I mentioned that I was their first customer right? With that being said, I shouldn’t of had too many issues with the machines; but I did. Street Fighter Alpha 2 had to be in one of the shortest cabinets I ever played a fighting game on and my back hurt while playing it. The sticks were having issues with diagonal right jumps and the low kick button would not respond quickly to a fury of low crouch kicks. SNK VS Capcom faired much worse, with the diagonal jumps hardly responding at all and a poorly spaced out 4 button Neo Geo setup. Tekken 4’s buttons would stick after pressing them in, making for a very poor play experience and Killer Instinct had some button issues as well as random resets. I’d hate to say it, but if you’re looking for a fighting game experience, you may want to look elsewhere. Plus, where is Street Fighter II?!
Paging Arcade Tech to the fighting game section please!
Machines issues didn’t stop there sadly. Some machines were on the floor but off completely. Others like Revolution X had major graphical issues that made the game unplayable, Virtua Cop 2 had issues registering shots and other games were making notifications that the voltage was low on them. One large cockpit game also had a Windows OS error on it. I can see these games having issues if this was a few days after the opening, but having issues like these right off the bat reflects poorly on the operators.

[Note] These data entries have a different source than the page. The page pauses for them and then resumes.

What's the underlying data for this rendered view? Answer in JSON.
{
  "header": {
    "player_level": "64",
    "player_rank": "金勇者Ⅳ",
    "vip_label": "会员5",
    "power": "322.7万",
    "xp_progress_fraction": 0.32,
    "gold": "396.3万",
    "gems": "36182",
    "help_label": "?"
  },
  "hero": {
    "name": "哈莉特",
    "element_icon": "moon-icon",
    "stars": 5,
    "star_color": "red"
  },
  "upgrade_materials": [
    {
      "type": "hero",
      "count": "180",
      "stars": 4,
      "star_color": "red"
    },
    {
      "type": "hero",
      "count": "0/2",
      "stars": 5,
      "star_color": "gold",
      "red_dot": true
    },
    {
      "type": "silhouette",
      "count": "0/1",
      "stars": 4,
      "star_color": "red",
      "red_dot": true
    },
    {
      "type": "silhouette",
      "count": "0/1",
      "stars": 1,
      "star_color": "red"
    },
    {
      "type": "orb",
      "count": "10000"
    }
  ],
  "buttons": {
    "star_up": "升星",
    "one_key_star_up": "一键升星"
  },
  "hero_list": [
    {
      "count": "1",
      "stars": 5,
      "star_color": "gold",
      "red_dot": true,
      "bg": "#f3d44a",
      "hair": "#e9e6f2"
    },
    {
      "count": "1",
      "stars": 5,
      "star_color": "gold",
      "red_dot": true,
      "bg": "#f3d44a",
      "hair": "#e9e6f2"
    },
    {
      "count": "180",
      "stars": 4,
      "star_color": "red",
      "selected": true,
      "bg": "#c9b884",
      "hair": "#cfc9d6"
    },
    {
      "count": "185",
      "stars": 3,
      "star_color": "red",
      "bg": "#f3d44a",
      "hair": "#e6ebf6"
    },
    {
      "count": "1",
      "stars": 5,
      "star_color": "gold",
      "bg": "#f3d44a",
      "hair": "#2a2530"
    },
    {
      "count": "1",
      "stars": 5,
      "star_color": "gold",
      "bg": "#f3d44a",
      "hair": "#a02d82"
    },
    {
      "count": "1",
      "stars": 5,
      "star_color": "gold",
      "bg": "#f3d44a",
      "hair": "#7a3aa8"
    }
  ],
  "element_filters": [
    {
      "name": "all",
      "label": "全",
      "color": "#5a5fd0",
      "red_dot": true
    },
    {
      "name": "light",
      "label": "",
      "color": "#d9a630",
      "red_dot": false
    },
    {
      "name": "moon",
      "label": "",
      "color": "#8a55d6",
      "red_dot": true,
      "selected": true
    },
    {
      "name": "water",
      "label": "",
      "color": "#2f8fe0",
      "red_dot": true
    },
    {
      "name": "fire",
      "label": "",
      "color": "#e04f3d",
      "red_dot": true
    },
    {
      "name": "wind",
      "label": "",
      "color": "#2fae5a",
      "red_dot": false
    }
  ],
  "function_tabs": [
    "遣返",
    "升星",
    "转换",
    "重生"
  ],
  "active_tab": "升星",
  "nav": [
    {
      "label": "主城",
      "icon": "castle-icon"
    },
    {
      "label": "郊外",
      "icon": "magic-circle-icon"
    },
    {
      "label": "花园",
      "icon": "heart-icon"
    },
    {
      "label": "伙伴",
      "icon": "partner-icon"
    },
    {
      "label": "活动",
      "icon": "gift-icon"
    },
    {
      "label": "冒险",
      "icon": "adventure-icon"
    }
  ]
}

Of course, opening a business is hectic, there’s only so much that can be done before opening day and maybe that was the case.
Pump Up the jam!
No Limit Arcade also has a separate building where they actually sell the cabinets. I didn’t get a close look at the machines myself, but it looked like there were a decent amount of them. I’m not looking for any machines at the moment, but I’d be somewhat cautious buying a machine from them based off how their machines performed in the actual arcade.
Take your wife for a ride on Artic Thunder, you can thank me later.
So what would I change in my opinion to make this arcade a success? For starters, I’d get more pinball machines in the building. Skip the EM’s, get one new Stern and then line up the wall with some pinball machines from the 80’s and 90’s. The plants are a nice look in between the pins, but you know what would look better? More pinball machines! Secondly: Lose all the large scale machines like Pump It Up, Sega Strike Fighter and a few of the racing games on the floor and replace them with smaller cabinets. X-Men, Final Fight, Street Fighter 2, Bad Dudes, Captain America and the Avenges, Soul Calibur. These are just a few games you could put in to replace the large scale games. Let’s face it, the large scales machines look like crap compared to anything in the home console market now and it’s the old school games people are going to get nostalgic about; not the ones that made the arcade industry start to tank. Leave the large machines to Gameworks. I’d really think a Barcade would be the route to go too…
All in all, No Limits is a decent arcade that needs to work out a few kinks before it really shines. If you need a new place to check out with some friends, its it least worth a try. Game on!